In her speech, Ms Crawford said: "When I drive out of school during class time for meetings, and I see groups of students sitting outside the dairy, fish and chip shop, bus stop, some of the things I am thinking is that is another group of students without a future."
She urged students to work hard in school to make better lives for themselves.
Ms Casey said it's really important that children go to school every day, saying international surveys have shown that attendance is one of the strongest drivers of student achievement.
It appears, however that Ms Crawford's speech has backfired with angry students now said to be planning a "mass wag".
A staff member told Newshub students had mentioned they're planning on wagging next week, probably for one period.
A parent commenting on the YouTube video, said they would pull their daughter out of the school, describing the principal's speech as disturbing, revolting and tormenting.
"This revolting tormenting speech has only proven that YOU madam principal are the FAILURE in this matter. Disgusting inappropriate accusations.
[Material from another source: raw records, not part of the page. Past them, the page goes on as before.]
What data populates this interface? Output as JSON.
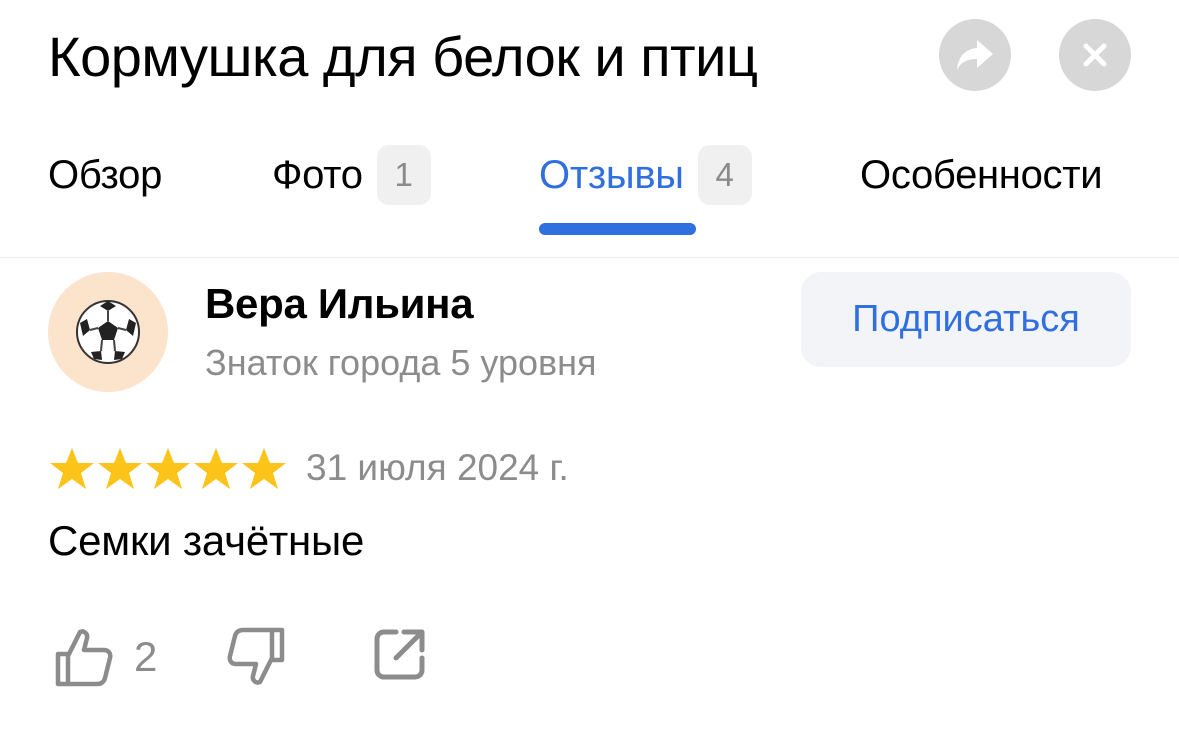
{
  "header": {
    "title": "Кормушка для белок и птиц",
    "share_icon": "share-arrow-icon",
    "close_icon": "close-icon"
  },
  "tabs": [
    {
      "label": "Обзор",
      "count": null,
      "active": false
    },
    {
      "label": "Фото",
      "count": "1",
      "active": false
    },
    {
      "label": "Отзывы",
      "count": "4",
      "active": true
    },
    {
      "label": "Особенности",
      "count": null,
      "active": false
    }
  ],
  "review": {
    "author": {
      "name": "Вера Ильина",
      "level": "Знаток города 5 уровня",
      "avatar_icon": "soccer-ball-icon"
    },
    "subscribe_label": "Подписаться",
    "rating": 5,
    "rating_max": 5,
    "date": "31 июля 2024 г.",
    "text": "Семки зачётные",
    "likes": "2",
    "actions": [
      "like-icon",
      "dislike-icon",
      "share-icon"
    ]
  },
  "colors": {
    "accent": "#2f6fe0",
    "star": "#fcc419",
    "muted_text": "#8c8c8c",
    "avatar_bg": "#fbe3cc",
    "round_button": "#d7d7d7"
  }
}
I'm pulling my daughter out until you are replaced," the parent wrote.
Another commenter said his stepson would no longer attend Fraser High School after hearing the speech.
“After seeing this speech I was literally shaking, this kind of offensive culture should not be permitted in New Zealand,” he wrote.
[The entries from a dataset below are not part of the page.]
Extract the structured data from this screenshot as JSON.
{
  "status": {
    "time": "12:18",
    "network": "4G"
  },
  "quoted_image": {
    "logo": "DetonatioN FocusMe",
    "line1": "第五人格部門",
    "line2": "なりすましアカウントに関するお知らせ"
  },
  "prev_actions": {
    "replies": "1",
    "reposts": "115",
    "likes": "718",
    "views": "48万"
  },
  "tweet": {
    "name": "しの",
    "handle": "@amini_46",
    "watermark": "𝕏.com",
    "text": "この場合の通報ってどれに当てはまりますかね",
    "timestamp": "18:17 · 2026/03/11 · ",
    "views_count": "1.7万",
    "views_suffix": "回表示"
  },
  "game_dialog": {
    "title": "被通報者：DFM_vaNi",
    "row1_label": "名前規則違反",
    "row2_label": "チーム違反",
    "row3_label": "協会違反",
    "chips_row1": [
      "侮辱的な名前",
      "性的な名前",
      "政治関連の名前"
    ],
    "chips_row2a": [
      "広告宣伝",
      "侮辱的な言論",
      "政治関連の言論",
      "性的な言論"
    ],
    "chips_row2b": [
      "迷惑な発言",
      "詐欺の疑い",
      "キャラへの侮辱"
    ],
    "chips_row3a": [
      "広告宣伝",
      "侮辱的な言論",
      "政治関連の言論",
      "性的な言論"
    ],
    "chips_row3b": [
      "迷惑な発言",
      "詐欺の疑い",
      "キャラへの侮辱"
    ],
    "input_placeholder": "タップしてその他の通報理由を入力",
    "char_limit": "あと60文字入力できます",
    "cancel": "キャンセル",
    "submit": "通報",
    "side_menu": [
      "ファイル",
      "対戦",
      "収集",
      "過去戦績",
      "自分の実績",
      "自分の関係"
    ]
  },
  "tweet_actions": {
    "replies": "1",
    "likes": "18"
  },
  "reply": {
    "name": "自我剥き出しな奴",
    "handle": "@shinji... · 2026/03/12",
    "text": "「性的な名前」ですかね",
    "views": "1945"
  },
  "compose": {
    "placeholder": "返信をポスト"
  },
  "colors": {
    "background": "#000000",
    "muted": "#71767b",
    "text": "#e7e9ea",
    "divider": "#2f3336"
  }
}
Fraser High School Board of Trustees chair Jeff Green has told Stuff the school has received a "great deal of positive feedback on the speech".
"We consider that even if just one student reconsiders the path they are taking and takes steps in a more positive direction after this speech then that could have huge impact on their future lives and those of their family and friends and the wider community, Mr Green said in a statement.
Meanwhile a Year 12 student, Cody Barron, told Newshub one girl started crying in the assembly.
"When you go to a school, you don't expect to hear your principal be talking trash about suburbs 90 percent of the students come from - which seemed to be racial - and how she's so much better than us," Cody said.
"There's no doubt, if you're smoking this stuff, you're gambling with your life."
That's the stark warning to users of synthetic cannabis from an emergency room doctor in Christchurch after a "nasty batch" of the drug has caused 10 people to overdose in the city in the last 48 hours.
Dr Mark Gilbert said there are eight people still critically ill and "we can’t guarantee they’ll live".
The people were unconscious when they arrived at the emergency room, the doctor said.
"When the patients come to the emergency room, we're finding they're in various states of unconsciousness, they can’'t really tell us anything, we get very little information, sometimes no information."
He offered a stark warning to people using synthetic cannabis.
"There’s no doubt, if you’re smoking this stuff, you’re gambling with your life," he said.
"We’d strongly advise that particularly at the moment, where there seems to be a bad batch in Christchurch, that people stay away from smoking even small amounts of this."
"It seems there's no safe level of this drug to smoke."
Dr Gilbert said it appeared the "bad batch" of the drug being sold was "causing particularly severe affects".
He went on to say: "The symptoms of this range in severity, but they generally start off with some agitation and confusion then precede to coma and seizures and in severe cases, cardiac rhythm disturbances and this can precede to cardiac arrest and death," he said.